Hudson’s ruling, the first issued by a federal court in one of the cases brought by a state or states challenging the constitutionality of Obamacare, held that “The unchecked expansion of congressional power to the limits suggested by the Minimum Essential Coverage Provision would invite unbridled exercise of federal police powers. At its core, this dispute is not simply about regulating the business of insurance – or crafting a scheme of universal health coverage--it’s about an individual’s right to choose to participate.”
In finding that the dictates of the new law “exceeds the Commerce Clause powers vested in Congress under Article I” of the U.S. Constitution Hudson has almost guaranteed that the matter will eventually reach the United States Supreme Court. And rightfully so. [Read more about healthcare reform.]
For too long the Obama administration has tried to have it both ways on many elements of new the healthcare law, arguing when convenient that the mandate is a simply a tax and arguing just as vociferously when it needed to that it wasn’t. As the Wall Street Journal editorialized Tuesday, “Judge Hudson's opinion is particularly valuable because it dispatches the White House's carousel of rationalizations for its unprecedented intrusions. The Justice Department argued that the mandate is justified by the Commerce Clause because the decision not to purchase insurance has a substantial effect on interstate commerce because everybody needs medical care eventually. And if not that, then it's permissible under the broader taxing power for the general welfare; and if not that, then it's viable under the Necessary and Proper clause; and if not that, well, it's needed to make the overall regulatory scheme function.”
The case, while per se about healthcare, is actually about individual freedom and the limits the federal government can place on its exercise thereof. If the federal government can compel individuals or companies to purchase health insurance, and can penalize them for failing to do so, then there is little else it cannot do. The same underlying logic could be used to force people to ride mass transportation, to purchase homes, to dictate the foods they eat and infringe on a host of other personal freedoms as it is specifically proscribed from doing under the terms of the Constitution’s 10th Amendment. [Check out our editorial cartoons on healthcare.]
The Founding Fathers intended that there be limits placed on the power of the federal government. Hudson’s ruling, which defends the ideas that those limits still apply today, is a step forward for the American people. There is still a long way to go before Obamacare is repealed but, by finding the individual mandate is unconstitutional, one of its central pillars has just begun to wobble.

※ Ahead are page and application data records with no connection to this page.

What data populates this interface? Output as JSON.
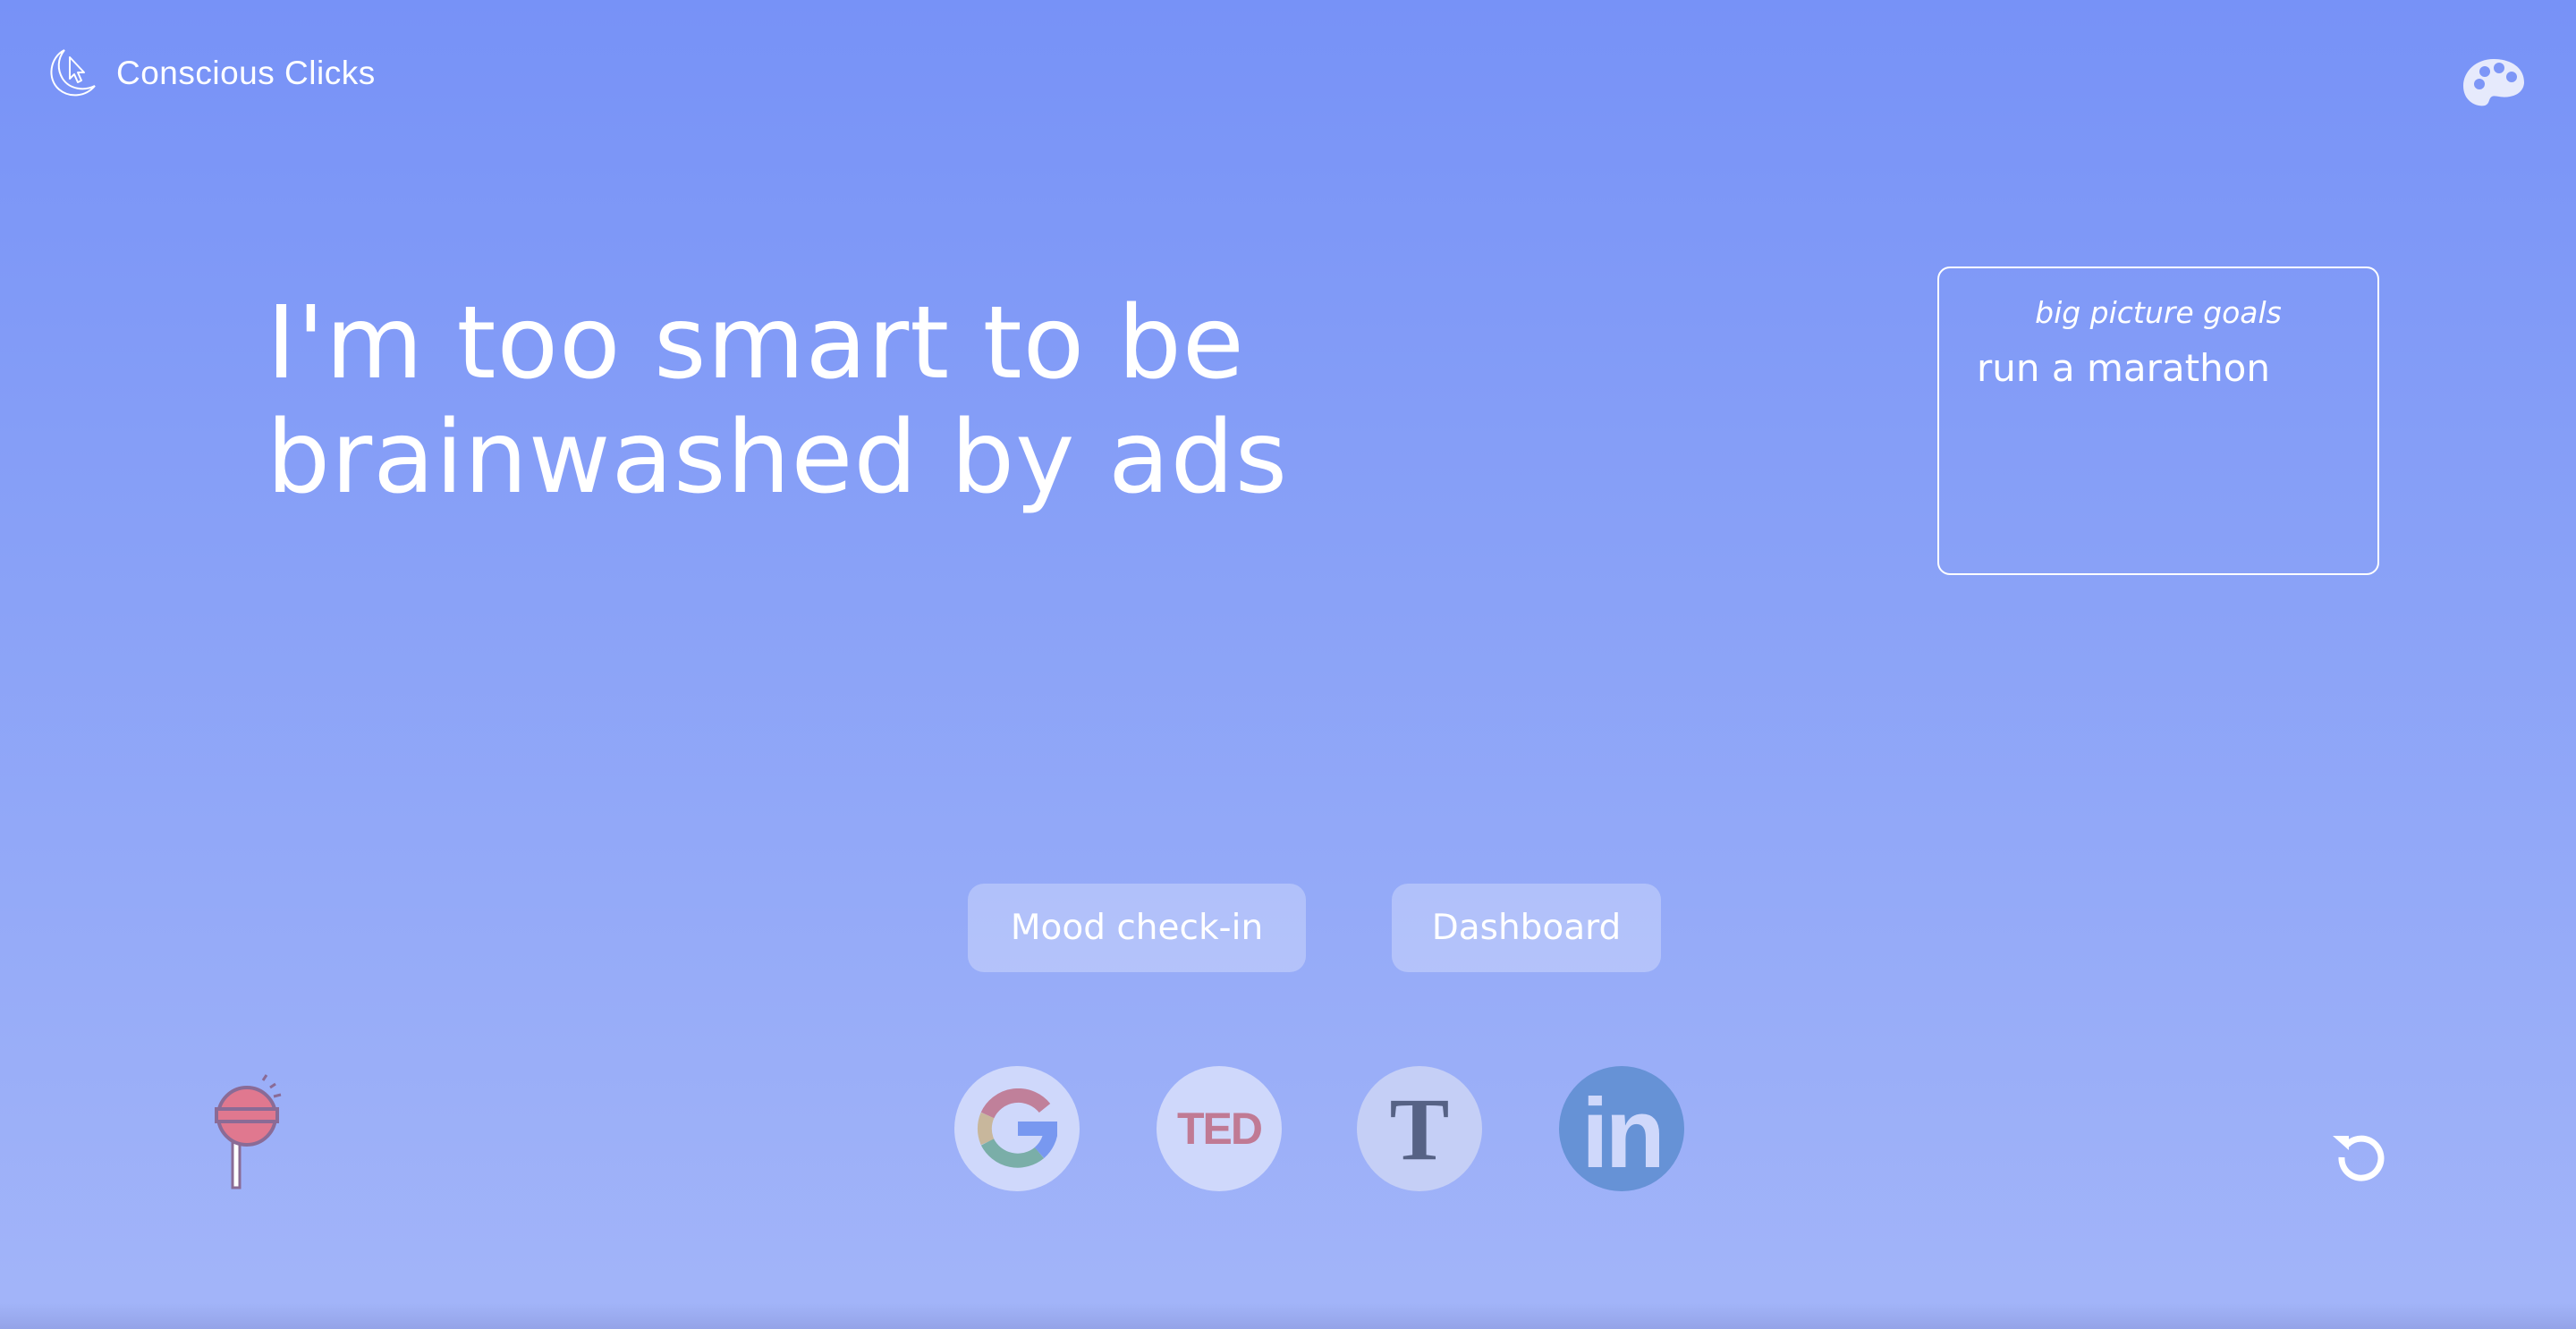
{
  "header": {
    "app_name": "Conscious Clicks",
    "logo_icon": "moon-cursor-icon",
    "theme_icon": "palette-icon"
  },
  "main": {
    "headline_line1": "I'm too smart to be",
    "headline_line2": "brainwashed by ads"
  },
  "goals": {
    "title": "big picture goals",
    "items": [
      "run a marathon"
    ]
  },
  "actions": {
    "mood_label": "Mood check-in",
    "dashboard_label": "Dashboard"
  },
  "shortcuts": [
    {
      "name": "Google",
      "icon": "google-icon"
    },
    {
      "name": "TED",
      "text": "TED",
      "icon": "ted-icon"
    },
    {
      "name": "The New York Times",
      "text": "T",
      "icon": "nyt-icon"
    },
    {
      "name": "LinkedIn",
      "text": "in",
      "icon": "linkedin-icon"
    }
  ],
  "footer": {
    "left_icon": "lollipop-icon",
    "right_icon": "reset-icon"
  },
  "colors": {
    "bg_top": "#7792f7",
    "bg_bottom": "#a3b5f9",
    "ted_red": "#c07a94",
    "linkedin_blue": "#6692d6",
    "nyt_dark": "#566285"
  }
}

- See a slide show of 10 things that are (and aren’t) in the healthcare bill.
- Check out our editorial cartoons on healthcare.
- See photos of healthcare reform protests.

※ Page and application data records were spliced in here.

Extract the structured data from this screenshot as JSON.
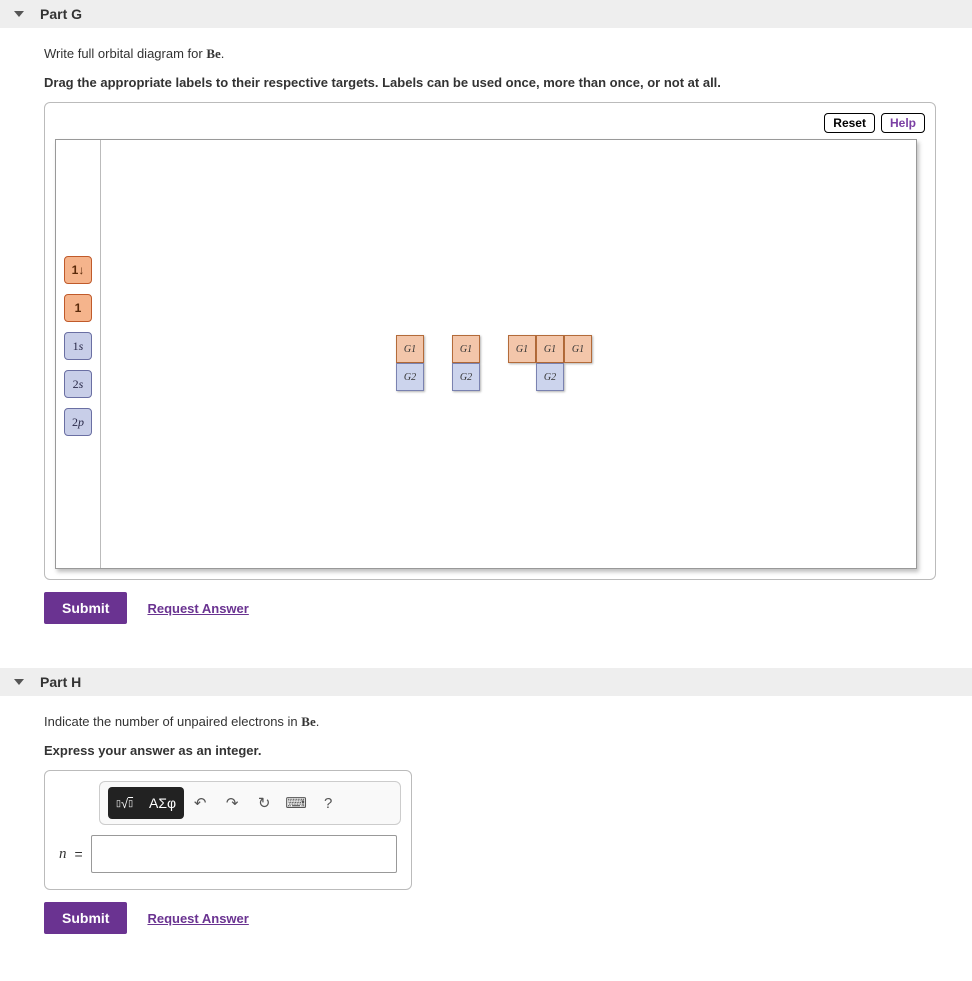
{
  "partG": {
    "title": "Part G",
    "prompt_pre": "Write full orbital diagram for ",
    "prompt_elem": "Be",
    "prompt_post": ".",
    "instruction": "Drag the appropriate labels to their respective targets. Labels can be used once, more than once, or not at all.",
    "reset": "Reset",
    "help": "Help",
    "palette": {
      "updown": "1↓",
      "up": "1",
      "s1": "1s",
      "s2": "2s",
      "p2": "2p"
    },
    "targets": {
      "g1": "G1",
      "g2": "G2"
    },
    "submit": "Submit",
    "request": "Request Answer"
  },
  "partH": {
    "title": "Part H",
    "prompt_pre": "Indicate the number of unpaired electrons in ",
    "prompt_elem": "Be",
    "prompt_post": ".",
    "instruction": "Express your answer as an integer.",
    "toolbar": {
      "templates": "▫√▫",
      "greek": "ΑΣφ",
      "undo": "↶",
      "redo": "↷",
      "reset": "↻",
      "keyboard": "⌨",
      "helpq": "?"
    },
    "var": "n",
    "eq": "=",
    "value": "",
    "submit": "Submit",
    "request": "Request Answer"
  }
}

Corrected on 12/15/10: This blog post originally had an incorrect publication date.